“Wait for the Lord; be strong, and let your heart be courageous. Wait for the Lord.”
Psalm 27 is one of my staples. Whether I’m sad, afraid, depressed or discouraged, I know I can turn to this passage to receive comfort and strength. It starts by making a statement, followed by a question, “The Lord is my light and my salvation – whom should I fear?” Statement: The Lord is my light and my salvation. Question (as a result of this statement): Whom should I fear? Well if that doesn’t kick you right in the gut, I don’t know what will. It’s like hey genius, He’s already your light and your salvation so remind me again, what’s the problem? That’s my paraphrase of course. The Psalm continues winding through different scenarios that can happen, but that we still shouldn’t be afraid of you know, because Jesus is the light and salvation. Evildoers come to devour, armies can be deployed, war can break out, the day of adversity will come, may I add, a pandemic can be raging, but we are to remain confident. Confidence is a strong response to fear. Fear is debilitating, dismantling and crippling so it’s a strong call to transform that into confidence.
After outlining all that we need not be afraid of, the Psalmist asks the Lord to hear his voice, be gracious and answer. He makes a declaration from his heart, “Seek his face,” followed by a plea for God not to leave him, even if his parents abandon him. That is a deep cry for nearness from our Lord and Savior.
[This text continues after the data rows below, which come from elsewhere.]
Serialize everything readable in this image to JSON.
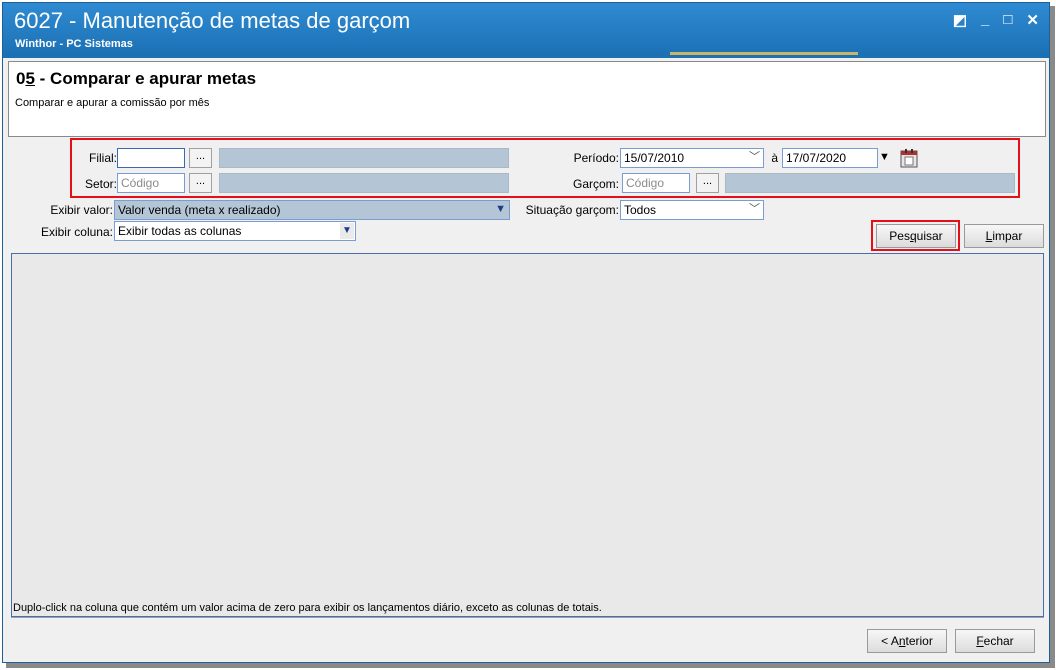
{
  "window": {
    "title": "6027 - Manutenção de metas de garçom",
    "subtitle": "Winthor - PC Sistemas",
    "controls": [
      "◩",
      "_",
      "□",
      "✕"
    ]
  },
  "header": {
    "step_prefix": "0",
    "step_underlined": "5",
    "step_rest": " - Comparar e apurar metas",
    "description": "Comparar e apurar a comissão por mês"
  },
  "filters": {
    "filial_label": "Filial:",
    "filial_value": "",
    "setor_label": "Setor:",
    "setor_placeholder": "Código",
    "periodo_label": "Período:",
    "periodo_start": "15/07/2010",
    "periodo_sep": "à",
    "periodo_end": "17/07/2020",
    "garcom_label": "Garçom:",
    "garcom_placeholder": "Código",
    "exibir_valor_label": "Exibir valor:",
    "exibir_valor_selected": "Valor venda (meta x realizado)",
    "situacao_label": "Situação garçom:",
    "situacao_selected": "Todos",
    "exibir_coluna_label": "Exibir coluna:",
    "exibir_coluna_selected": "Exibir todas as colunas",
    "dots": "..."
  },
  "buttons": {
    "pesquisar_pre": "Pes",
    "pesquisar_u": "q",
    "pesquisar_post": "uisar",
    "limpar_u": "L",
    "limpar_post": "impar",
    "anterior_pre": "< A",
    "anterior_u": "n",
    "anterior_post": "terior",
    "fechar_u": "F",
    "fechar_post": "echar"
  },
  "grid": {
    "hint": "Duplo-click na coluna que contém um valor acima de zero para exibir os lançamentos diário, exceto as colunas de totais."
  },
  "colors": {
    "title_bar": "#1b6fb3",
    "highlight": "#e3101a",
    "readonly_field": "#b4c6d6"
  }
}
Everyone else can leave, the world can go upside down but whatever you do, please don’t leave me. After all these wonderfully laid out sentiments, the Psalm ends with this phrase, “I am certain that I will see the Lord’s goodness in the land of the living. Wait for the Lord; be strong, and let your heart be courageous. Wait for the Lord.” (Psalm 27:14)
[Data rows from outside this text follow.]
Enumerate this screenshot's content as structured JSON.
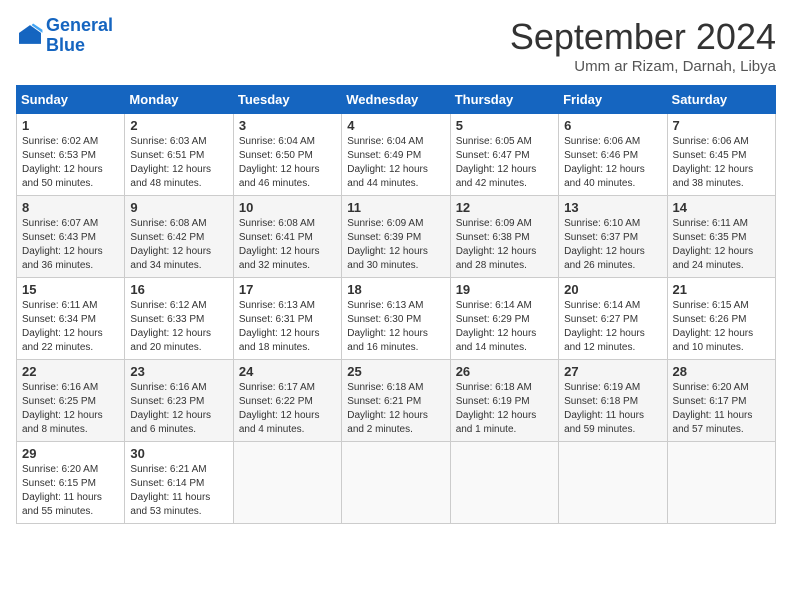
{
  "header": {
    "logo_line1": "General",
    "logo_line2": "Blue",
    "month": "September 2024",
    "location": "Umm ar Rizam, Darnah, Libya"
  },
  "days_of_week": [
    "Sunday",
    "Monday",
    "Tuesday",
    "Wednesday",
    "Thursday",
    "Friday",
    "Saturday"
  ],
  "weeks": [
    [
      {
        "day": "1",
        "sunrise": "6:02 AM",
        "sunset": "6:53 PM",
        "daylight": "12 hours and 50 minutes."
      },
      {
        "day": "2",
        "sunrise": "6:03 AM",
        "sunset": "6:51 PM",
        "daylight": "12 hours and 48 minutes."
      },
      {
        "day": "3",
        "sunrise": "6:04 AM",
        "sunset": "6:50 PM",
        "daylight": "12 hours and 46 minutes."
      },
      {
        "day": "4",
        "sunrise": "6:04 AM",
        "sunset": "6:49 PM",
        "daylight": "12 hours and 44 minutes."
      },
      {
        "day": "5",
        "sunrise": "6:05 AM",
        "sunset": "6:47 PM",
        "daylight": "12 hours and 42 minutes."
      },
      {
        "day": "6",
        "sunrise": "6:06 AM",
        "sunset": "6:46 PM",
        "daylight": "12 hours and 40 minutes."
      },
      {
        "day": "7",
        "sunrise": "6:06 AM",
        "sunset": "6:45 PM",
        "daylight": "12 hours and 38 minutes."
      }
    ],
    [
      {
        "day": "8",
        "sunrise": "6:07 AM",
        "sunset": "6:43 PM",
        "daylight": "12 hours and 36 minutes."
      },
      {
        "day": "9",
        "sunrise": "6:08 AM",
        "sunset": "6:42 PM",
        "daylight": "12 hours and 34 minutes."
      },
      {
        "day": "10",
        "sunrise": "6:08 AM",
        "sunset": "6:41 PM",
        "daylight": "12 hours and 32 minutes."
      },
      {
        "day": "11",
        "sunrise": "6:09 AM",
        "sunset": "6:39 PM",
        "daylight": "12 hours and 30 minutes."
      },
      {
        "day": "12",
        "sunrise": "6:09 AM",
        "sunset": "6:38 PM",
        "daylight": "12 hours and 28 minutes."
      },
      {
        "day": "13",
        "sunrise": "6:10 AM",
        "sunset": "6:37 PM",
        "daylight": "12 hours and 26 minutes."
      },
      {
        "day": "14",
        "sunrise": "6:11 AM",
        "sunset": "6:35 PM",
        "daylight": "12 hours and 24 minutes."
      }
    ],
    [
      {
        "day": "15",
        "sunrise": "6:11 AM",
        "sunset": "6:34 PM",
        "daylight": "12 hours and 22 minutes."
      },
      {
        "day": "16",
        "sunrise": "6:12 AM",
        "sunset": "6:33 PM",
        "daylight": "12 hours and 20 minutes."
      },
      {
        "day": "17",
        "sunrise": "6:13 AM",
        "sunset": "6:31 PM",
        "daylight": "12 hours and 18 minutes."
      },
      {
        "day": "18",
        "sunrise": "6:13 AM",
        "sunset": "6:30 PM",
        "daylight": "12 hours and 16 minutes."
      },
      {
        "day": "19",
        "sunrise": "6:14 AM",
        "sunset": "6:29 PM",
        "daylight": "12 hours and 14 minutes."
      },
      {
        "day": "20",
        "sunrise": "6:14 AM",
        "sunset": "6:27 PM",
        "daylight": "12 hours and 12 minutes."
      },
      {
        "day": "21",
        "sunrise": "6:15 AM",
        "sunset": "6:26 PM",
        "daylight": "12 hours and 10 minutes."
      }
    ],
    [
      {
        "day": "22",
        "sunrise": "6:16 AM",
        "sunset": "6:25 PM",
        "daylight": "12 hours and 8 minutes."
      },
      {
        "day": "23",
        "sunrise": "6:16 AM",
        "sunset": "6:23 PM",
        "daylight": "12 hours and 6 minutes."
      },
      {
        "day": "24",
        "sunrise": "6:17 AM",
        "sunset": "6:22 PM",
        "daylight": "12 hours and 4 minutes."
      },
      {
        "day": "25",
        "sunrise": "6:18 AM",
        "sunset": "6:21 PM",
        "daylight": "12 hours and 2 minutes."
      },
      {
        "day": "26",
        "sunrise": "6:18 AM",
        "sunset": "6:19 PM",
        "daylight": "12 hours and 1 minute."
      },
      {
        "day": "27",
        "sunrise": "6:19 AM",
        "sunset": "6:18 PM",
        "daylight": "11 hours and 59 minutes."
      },
      {
        "day": "28",
        "sunrise": "6:20 AM",
        "sunset": "6:17 PM",
        "daylight": "11 hours and 57 minutes."
      }
    ],
    [
      {
        "day": "29",
        "sunrise": "6:20 AM",
        "sunset": "6:15 PM",
        "daylight": "11 hours and 55 minutes."
      },
      {
        "day": "30",
        "sunrise": "6:21 AM",
        "sunset": "6:14 PM",
        "daylight": "11 hours and 53 minutes."
      },
      null,
      null,
      null,
      null,
      null
    ]
  ]
}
“I am certain…” there goes that confidence again. Whatever we may be going through we can remain “confident” that we will see the Lord’s goodness in the land of the living. The admonishment is to wait for Him, not to get impatient or to take matters into our own hands, but patiently wait. Be strong, let your heart be courageous, such riveting words. Actions words that couldn’t be further from the emotions of fear and anxiety. But again, the Psalmist is expressing the confidence and assurance we already have through the finished work of Jesus on the cross. If you already have salvation, what else could possibly happen to you that you need to be afraid of? I’ll help you out, nothing. If God is loving and powerful enough to enact a plan to save us and to make sure that we would be near to Him both now and forever, He is loving enough and powerful enough to get us through where we are now. Be certain. Be confident. Wait. Be strong. Let your heart be courageous. Wait on the Lord.